Tightening anti-terror laws, Sweden passes constitutional amendment

The Swedish parliament passed a constitutional amendment that allows for a tightening of anti-terror laws. The Left Party sees this as a genuflection to the Turkish president and, like the Greens, voted against it.

The Swedish parliament has passed a constitutional amendment that allows for a tightening of anti-terror laws. 278 of the 349 members of the Swedish Parliament voted in favour of the amendment on Wednesday, with only the Left Party and the Greens voting against. Turkey had made its consent to Sweden's NATO accession conditional on this step. The constitutional amendment will come into force at the turn of the year.

In future, it will allow the Swedish government to introduce new laws restricting freedom of assembly when it comes to associations involved in or supporting terrorism. Until now, Sweden had made its anti-terror laws comparatively liberal in order to protect freedom of association. For example, charges for mere membership of a group suspected of having a terrorist background are not permitted.

In addition, foreign espionage is criminalised and included in the Penal Code. The amendments also mean restrictions on the right to provide information that could harm Sweden's relationship with other states or organisations, such as the UN or NATO. According to the government, the purpose is to strengthen Sweden's security and close legal loopholes.

Media organisations, on the other hand, see the protection of journalistic sources as a cornerstone of press freedom endangered and thus democracy and freedom of expression threatened. The Swedish section of the International Commission of Jurists (IJC) stressed that the proposal would have an intimidating effect on whistleblowers and other important sources for investigative journalists. Several media professionals had protested in front of the Riksdag before the vote.

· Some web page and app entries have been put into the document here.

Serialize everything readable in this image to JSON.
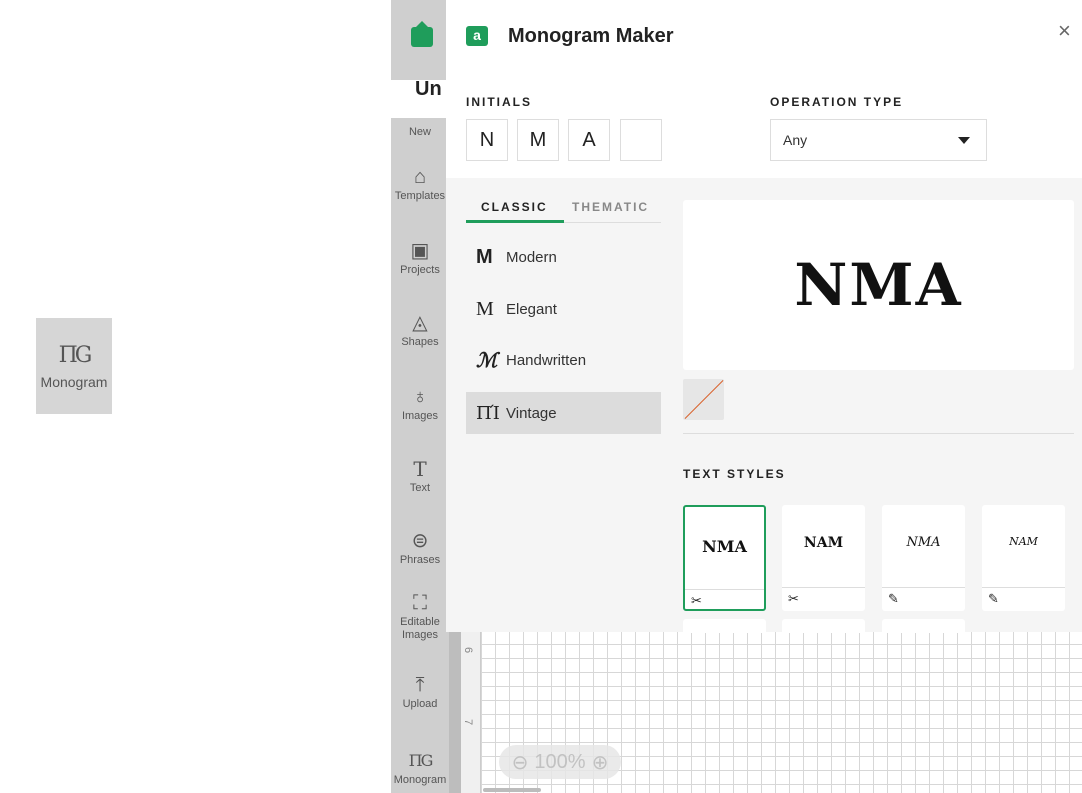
{
  "callout": {
    "icon": "monogram-icon",
    "icon_glyph": "ПG",
    "label": "Monogram"
  },
  "app": {
    "project_title": "Un",
    "home_icon": "home-icon",
    "accent_color": "#1f9d5b"
  },
  "leftnav": {
    "items": [
      {
        "label": "New",
        "icon": "new-icon",
        "glyph": ""
      },
      {
        "label": "Templates",
        "icon": "tshirt-icon",
        "glyph": "👕"
      },
      {
        "label": "Projects",
        "icon": "projects-icon",
        "glyph": "▣"
      },
      {
        "label": "Shapes",
        "icon": "shapes-icon",
        "glyph": "◬"
      },
      {
        "label": "Images",
        "icon": "lightbulb-icon",
        "glyph": "💡"
      },
      {
        "label": "Text",
        "icon": "text-icon",
        "glyph": "T"
      },
      {
        "label": "Phrases",
        "icon": "speech-bubble-icon",
        "glyph": "⊜"
      },
      {
        "label": "Editable Images",
        "icon": "editable-images-icon",
        "glyph": "⛶"
      },
      {
        "label": "Upload",
        "icon": "upload-icon",
        "glyph": "⤒"
      },
      {
        "label": "Monogram",
        "icon": "monogram-icon",
        "glyph": "ПG"
      }
    ]
  },
  "canvas": {
    "ruler_labels": [
      "6",
      "7"
    ],
    "zoom_label": "100%",
    "zoom_out": "⊖",
    "zoom_in": "⊕"
  },
  "modal": {
    "title": "Monogram Maker",
    "logo_letter": "a",
    "close": "×",
    "initials_label": "INITIALS",
    "initials": [
      "N",
      "M",
      "A",
      ""
    ],
    "operation_label": "OPERATION TYPE",
    "operation_value": "Any",
    "tabs": [
      "CLASSIC",
      "THEMATIC"
    ],
    "styles": [
      {
        "icon": "M",
        "label": "Modern"
      },
      {
        "icon": "M",
        "label": "Elegant"
      },
      {
        "icon": "ℳ",
        "label": "Handwritten"
      },
      {
        "icon": "ΠΊ",
        "label": "Vintage"
      }
    ],
    "preview_text": "NMA",
    "text_styles_label": "TEXT STYLES",
    "text_style_cards": [
      {
        "text": "NMA",
        "tool_icon": "scissors-icon",
        "tool_glyph": "✂"
      },
      {
        "text": "NAM",
        "tool_icon": "scissors-icon",
        "tool_glyph": "✂"
      },
      {
        "text": "NMA",
        "tool_icon": "pen-icon",
        "tool_glyph": "✎"
      },
      {
        "text": "NAM",
        "tool_icon": "pen-icon",
        "tool_glyph": "✎"
      }
    ]
  }
}
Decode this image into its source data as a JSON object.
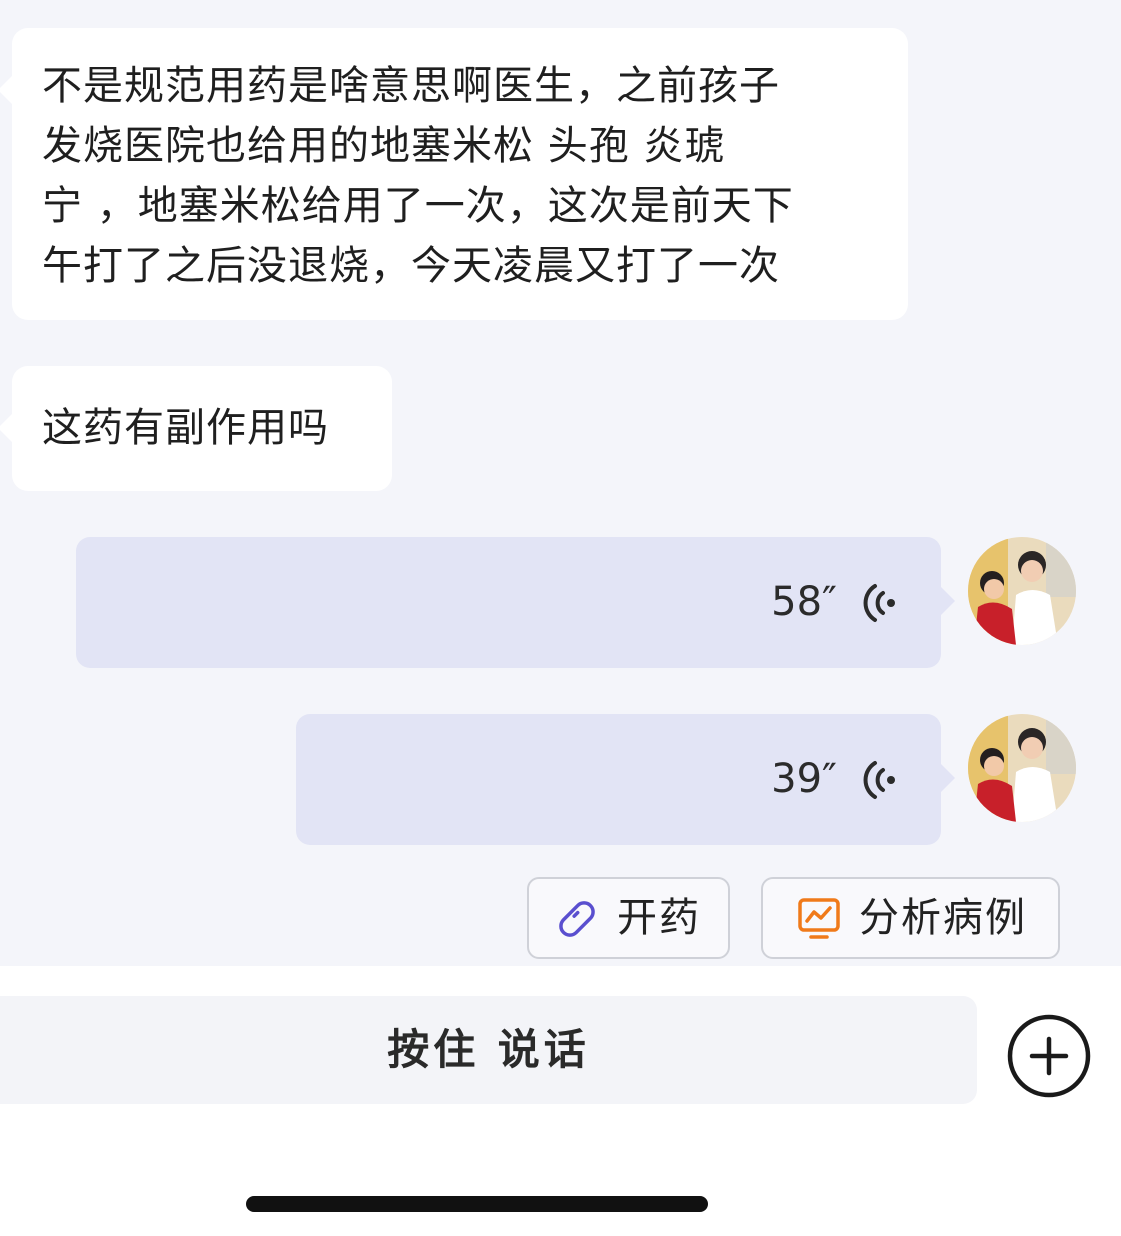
{
  "messages": {
    "incoming_1": {
      "lines": [
        "不是规范用药是啥意思啊医生，之前孩子",
        "发烧医院也给用的地塞米松 头孢  炎琥",
        "宁 ，地塞米松给用了一次，这次是前天下",
        "午打了之后没退烧，今天凌晨又打了一次"
      ]
    },
    "incoming_2": {
      "text": "这药有副作用吗"
    },
    "voice_1": {
      "duration": "58″",
      "icon": "voice-wave-icon"
    },
    "voice_2": {
      "duration": "39″",
      "icon": "voice-wave-icon"
    }
  },
  "actions": {
    "prescribe": {
      "label": "开药",
      "icon": "pill-icon",
      "color": "#5a4fcf"
    },
    "analyze_case": {
      "label": "分析病例",
      "icon": "chart-monitor-icon",
      "color": "#f07a1a"
    }
  },
  "input": {
    "hold_to_talk_label": "按住 说话",
    "plus_icon": "plus-circle-icon"
  },
  "colors": {
    "background": "#f4f5fa",
    "incoming_bubble": "#ffffff",
    "outgoing_bubble": "#e2e4f5"
  }
}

Criticism arose from the ranks of the Swedish Left Party that the amendments to the law were a "genuflection to the Turkish president". Recep Tayyip Erdoğan will only agree to Sweden joining NATO if the country takes tougher action against the Kurdish liberation movement, which is supported by the Kurdistan Workers' Party (PKK), and the People's Defence Units (YPG) active in Rojava, which form the backbone of the Syrian Democratic Forces (SDF). Sweden had applied for NATO membership in the wake of the Russian attack on Ukraine in May. Except for Hungary and Turkey, all member countries have ratified this application. Erdoğan is demanding that the Swedes extradite alleged "terror" suspects, among other things. But the Swedish judiciary does not make extradition easy - so far, anyway.